Build relationships through emails

1. Use double opt ins to get people you want on your list.

People who work a little bit harder to join your list are dedicated and interested enough to complete the subscription process. This in turn leads to higher open rates, click-throughs, better deliverability, and fewer spam complaints. Use an attractive lead magnet to encourage users to complete the double opt-in process.

2. Establish common interests and shared values with your subscribers before moving on to interactions.

Talking to people you have nothing in common with does not make you closer and just annoys them.

3. Email only when you've got interesting stuff to say and don't send for the sake of sending.

Don’t waste your users’ attention on a message that doesn’t add value.

4. Set up 2 email lists and A/B test them to determine the best email frequency and ensure you're not emailing too often.

A/B test your email subscription forms, so that 50% of the subscribers are added to list A and the other half to list B. The forms can be identical. Send different amounts of emails to each of those lists.
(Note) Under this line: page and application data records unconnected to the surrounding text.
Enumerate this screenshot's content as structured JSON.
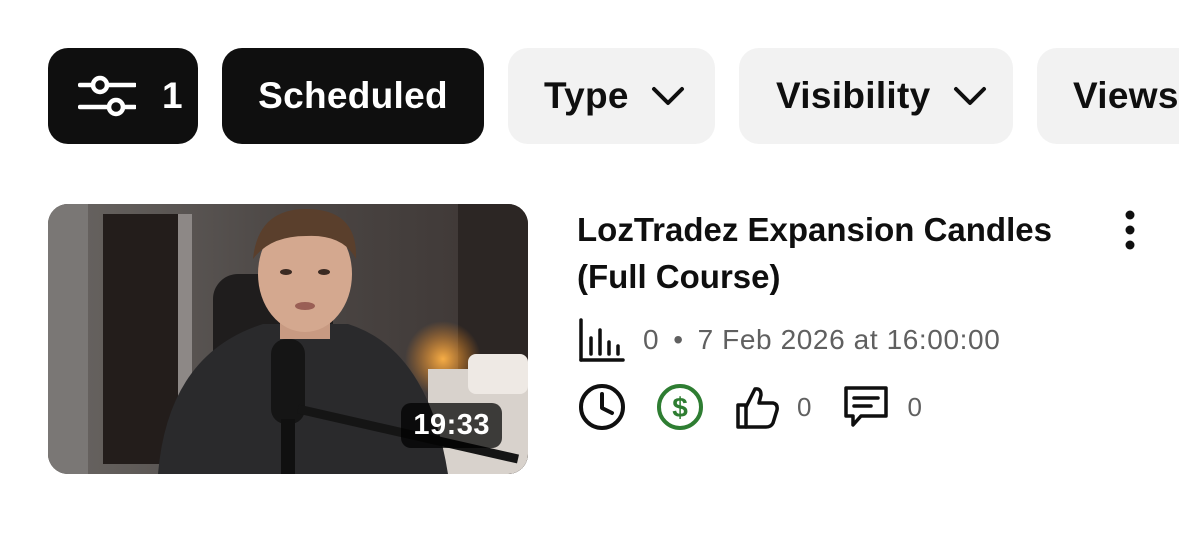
{
  "filters": {
    "filter_count": "1",
    "chips": [
      {
        "label": "Scheduled",
        "selected": true
      },
      {
        "label": "Type",
        "selected": false
      },
      {
        "label": "Visibility",
        "selected": false
      },
      {
        "label": "Views",
        "selected": false
      }
    ]
  },
  "video": {
    "title": "LozTradez Expansion Candles (Full Course)",
    "duration": "19:33",
    "views": "0",
    "separator": "•",
    "scheduled_time": "7 Feb 2026 at 16:00:00",
    "likes": "0",
    "comments": "0"
  },
  "icons": {
    "filter": "sliders-icon",
    "chevron": "chevron-down-icon",
    "more": "more-vertical-icon",
    "analytics": "bar-chart-icon",
    "schedule": "clock-icon",
    "monetization": "dollar-circle-icon",
    "likes": "thumbs-up-icon",
    "comments": "comment-icon"
  },
  "colors": {
    "chip_selected_bg": "#0f0f0f",
    "chip_bg": "#f2f2f2",
    "monetization_green": "#2e7d32",
    "secondary_text": "#606060"
  }
}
For example, email list A once a month and list B four times a month. Wait at least 3 months to check the stats and compare average open rates, click-through rates, unsubscribe rates, and sales figures (if you can).

5. Segment your list and send tailored emails to each segment instead of using subscriber names in your greetings.
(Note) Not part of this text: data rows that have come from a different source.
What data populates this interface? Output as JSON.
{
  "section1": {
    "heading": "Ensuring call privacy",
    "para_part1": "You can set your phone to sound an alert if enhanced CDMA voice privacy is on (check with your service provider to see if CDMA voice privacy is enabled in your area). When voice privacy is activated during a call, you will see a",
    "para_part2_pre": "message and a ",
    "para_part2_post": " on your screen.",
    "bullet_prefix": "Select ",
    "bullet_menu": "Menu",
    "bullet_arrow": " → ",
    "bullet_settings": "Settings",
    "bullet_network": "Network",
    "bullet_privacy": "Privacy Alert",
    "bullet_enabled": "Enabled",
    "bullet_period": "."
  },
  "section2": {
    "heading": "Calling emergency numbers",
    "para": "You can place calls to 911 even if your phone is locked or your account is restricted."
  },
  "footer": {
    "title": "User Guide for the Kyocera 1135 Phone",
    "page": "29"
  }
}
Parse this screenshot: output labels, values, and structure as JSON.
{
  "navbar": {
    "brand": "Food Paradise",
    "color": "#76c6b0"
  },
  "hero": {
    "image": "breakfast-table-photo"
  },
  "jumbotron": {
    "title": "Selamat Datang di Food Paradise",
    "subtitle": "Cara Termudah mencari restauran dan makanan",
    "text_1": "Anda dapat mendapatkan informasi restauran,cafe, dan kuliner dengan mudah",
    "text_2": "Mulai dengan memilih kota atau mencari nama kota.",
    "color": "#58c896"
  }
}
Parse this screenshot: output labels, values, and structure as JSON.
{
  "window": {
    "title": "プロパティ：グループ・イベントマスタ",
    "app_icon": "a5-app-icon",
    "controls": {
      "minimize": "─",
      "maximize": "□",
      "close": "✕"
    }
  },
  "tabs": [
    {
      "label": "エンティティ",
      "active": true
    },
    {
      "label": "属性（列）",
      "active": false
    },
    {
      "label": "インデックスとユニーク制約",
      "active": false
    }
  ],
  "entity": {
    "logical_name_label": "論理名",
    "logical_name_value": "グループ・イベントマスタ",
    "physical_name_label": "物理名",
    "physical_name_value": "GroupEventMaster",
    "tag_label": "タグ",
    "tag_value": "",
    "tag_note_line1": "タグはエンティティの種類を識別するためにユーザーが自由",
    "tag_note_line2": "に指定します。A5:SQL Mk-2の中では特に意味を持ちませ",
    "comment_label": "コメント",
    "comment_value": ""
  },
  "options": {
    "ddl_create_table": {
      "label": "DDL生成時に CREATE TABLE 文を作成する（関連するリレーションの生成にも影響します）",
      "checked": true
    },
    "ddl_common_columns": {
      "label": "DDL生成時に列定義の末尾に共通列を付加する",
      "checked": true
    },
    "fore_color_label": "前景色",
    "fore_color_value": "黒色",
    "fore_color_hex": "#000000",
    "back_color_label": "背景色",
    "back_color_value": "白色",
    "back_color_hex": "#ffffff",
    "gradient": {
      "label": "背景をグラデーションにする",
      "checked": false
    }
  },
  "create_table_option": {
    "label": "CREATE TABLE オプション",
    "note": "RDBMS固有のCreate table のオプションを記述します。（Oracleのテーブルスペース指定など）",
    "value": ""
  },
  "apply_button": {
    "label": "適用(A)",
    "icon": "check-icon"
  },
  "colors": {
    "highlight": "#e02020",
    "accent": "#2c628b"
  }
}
A study drawn from a sample of 10 million marketing emails sent to 600,000 customers showed that 95% of customers respond negatively when an email starts off with a greeting that includes their name. Don’t try to fake being personal when you’re not and don’t assume using your subscribers’ names is personal.
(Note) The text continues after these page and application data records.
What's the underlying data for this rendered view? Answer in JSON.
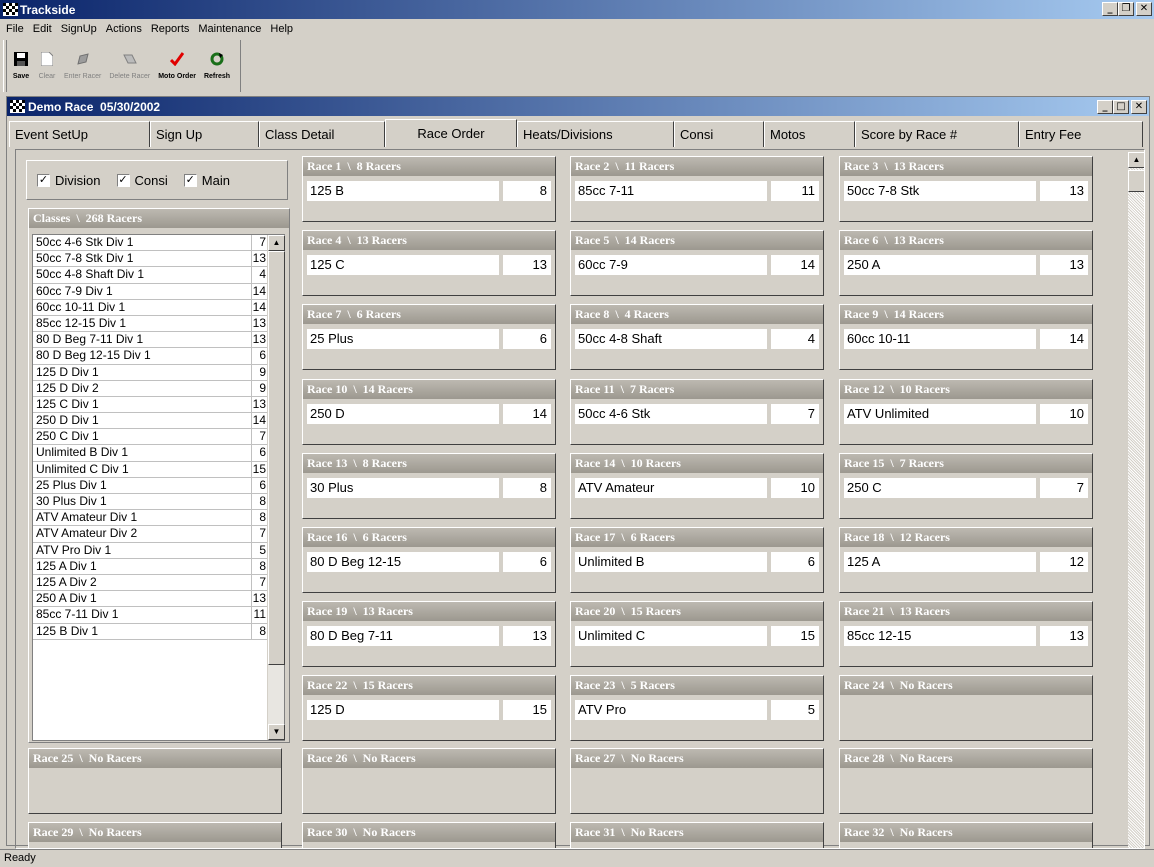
{
  "app": {
    "title": "Trackside"
  },
  "menu": [
    "File",
    "Edit",
    "SignUp",
    "Actions",
    "Reports",
    "Maintenance",
    "Help"
  ],
  "toolbar": {
    "save": "Save",
    "clear": "Clear",
    "enter_racer": "Enter Racer",
    "delete_racer": "Delete Racer",
    "moto_order": "Moto Order",
    "refresh": "Refresh"
  },
  "child": {
    "title": "Demo Race  05/30/2002"
  },
  "tabs": [
    "Event SetUp",
    "Sign Up",
    "Class Detail",
    "Race Order",
    "Heats/Divisions",
    "Consi",
    "Motos",
    "Score by Race #",
    "Entry Fee"
  ],
  "filters": {
    "division": "Division",
    "consi": "Consi",
    "main": "Main"
  },
  "classes": {
    "header": "Classes  \\  268 Racers",
    "rows": [
      {
        "name": "50cc 4-6 Stk Div 1",
        "count": "7"
      },
      {
        "name": "50cc 7-8 Stk Div 1",
        "count": "13"
      },
      {
        "name": "50cc 4-8 Shaft Div 1",
        "count": "4"
      },
      {
        "name": "60cc 7-9 Div 1",
        "count": "14"
      },
      {
        "name": "60cc 10-11 Div 1",
        "count": "14"
      },
      {
        "name": "85cc 12-15 Div 1",
        "count": "13"
      },
      {
        "name": "80 D Beg 7-11 Div 1",
        "count": "13"
      },
      {
        "name": "80 D Beg 12-15 Div 1",
        "count": "6"
      },
      {
        "name": "125 D Div 1",
        "count": "9"
      },
      {
        "name": "125 D Div 2",
        "count": "9"
      },
      {
        "name": "125 C Div 1",
        "count": "13"
      },
      {
        "name": "250 D Div 1",
        "count": "14"
      },
      {
        "name": "250 C Div 1",
        "count": "7"
      },
      {
        "name": "Unlimited B Div 1",
        "count": "6"
      },
      {
        "name": "Unlimited C Div 1",
        "count": "15"
      },
      {
        "name": "25 Plus Div 1",
        "count": "6"
      },
      {
        "name": "30 Plus Div 1",
        "count": "8"
      },
      {
        "name": "ATV Amateur Div 1",
        "count": "8"
      },
      {
        "name": "ATV Amateur Div 2",
        "count": "7"
      },
      {
        "name": "ATV Pro Div 1",
        "count": "5"
      },
      {
        "name": "125 A Div 1",
        "count": "8"
      },
      {
        "name": "125 A Div 2",
        "count": "7"
      },
      {
        "name": "250 A Div 1",
        "count": "13"
      },
      {
        "name": "85cc 7-11 Div 1",
        "count": "11"
      },
      {
        "name": "125 B Div 1",
        "count": "8"
      }
    ]
  },
  "races": [
    {
      "header": "Race 1  \\  8 Racers",
      "name": "125 B",
      "count": "8"
    },
    {
      "header": "Race 2  \\  11 Racers",
      "name": "85cc 7-11",
      "count": "11"
    },
    {
      "header": "Race 3  \\  13 Racers",
      "name": "50cc 7-8 Stk",
      "count": "13"
    },
    {
      "header": "Race 4  \\  13 Racers",
      "name": "125 C",
      "count": "13"
    },
    {
      "header": "Race 5  \\  14 Racers",
      "name": "60cc 7-9",
      "count": "14"
    },
    {
      "header": "Race 6  \\  13 Racers",
      "name": "250 A",
      "count": "13"
    },
    {
      "header": "Race 7  \\  6 Racers",
      "name": "25 Plus",
      "count": "6"
    },
    {
      "header": "Race 8  \\  4 Racers",
      "name": "50cc 4-8 Shaft",
      "count": "4"
    },
    {
      "header": "Race 9  \\  14 Racers",
      "name": "60cc 10-11",
      "count": "14"
    },
    {
      "header": "Race 10  \\  14 Racers",
      "name": "250 D",
      "count": "14"
    },
    {
      "header": "Race 11  \\  7 Racers",
      "name": "50cc 4-6 Stk",
      "count": "7"
    },
    {
      "header": "Race 12  \\  10 Racers",
      "name": "ATV Unlimited",
      "count": "10"
    },
    {
      "header": "Race 13  \\  8 Racers",
      "name": "30 Plus",
      "count": "8"
    },
    {
      "header": "Race 14  \\  10 Racers",
      "name": "ATV Amateur",
      "count": "10"
    },
    {
      "header": "Race 15  \\  7 Racers",
      "name": "250 C",
      "count": "7"
    },
    {
      "header": "Race 16  \\  6 Racers",
      "name": "80 D Beg 12-15",
      "count": "6"
    },
    {
      "header": "Race 17  \\  6 Racers",
      "name": "Unlimited B",
      "count": "6"
    },
    {
      "header": "Race 18  \\  12 Racers",
      "name": "125 A",
      "count": "12"
    },
    {
      "header": "Race 19  \\  13 Racers",
      "name": "80 D Beg 7-11",
      "count": "13"
    },
    {
      "header": "Race 20  \\  15 Racers",
      "name": "Unlimited C",
      "count": "15"
    },
    {
      "header": "Race 21  \\  13 Racers",
      "name": "85cc 12-15",
      "count": "13"
    },
    {
      "header": "Race 22  \\  15 Racers",
      "name": "125 D",
      "count": "15"
    },
    {
      "header": "Race 23  \\  5 Racers",
      "name": "ATV Pro",
      "count": "5"
    },
    {
      "header": "Race 24  \\  No Racers",
      "name": "",
      "count": ""
    },
    {
      "header": "Race 25  \\  No Racers",
      "name": "",
      "count": ""
    },
    {
      "header": "Race 26  \\  No Racers",
      "name": "",
      "count": ""
    },
    {
      "header": "Race 27  \\  No Racers",
      "name": "",
      "count": ""
    },
    {
      "header": "Race 28  \\  No Racers",
      "name": "",
      "count": ""
    },
    {
      "header": "Race 29  \\  No Racers",
      "name": "",
      "count": ""
    },
    {
      "header": "Race 30  \\  No Racers",
      "name": "",
      "count": ""
    },
    {
      "header": "Race 31  \\  No Racers",
      "name": "",
      "count": ""
    },
    {
      "header": "Race 32  \\  No Racers",
      "name": "",
      "count": ""
    }
  ],
  "status": "Ready"
}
6. Test your own email schedules and ignore The Rule of Seven.

The Rule of Seven essentially states that prospects need to see or hear your marketing message at least seven times before they take action and buy from you. There’s no research to back this up; it’s nothing more than an observation late internet marketer Corey Rudl made about his own business and promoted in the pre-2005 era.

7. Continue talking to your subscribers after they sign up or buy to build stronger relationships.

For example, Olark sends this email once you sign up: Hi – I saw you just signed up for, let me know if there is anything I can do to help. You need them to actually use your products and services, and benefit from them. Educate them about your product and give them the know-how to get the most out of it.

8. Add value to you your email by teaching and educating or entertaining and informing your subscribers.

There’s no magic sauce to relationship building. Just like in real life, relationships get build over time by adding value to each other. Be insanely useful, cool, or entertaining in your emails and you’ll do all right. Before sending out a promo email, ask yourself, Would I want to buy this?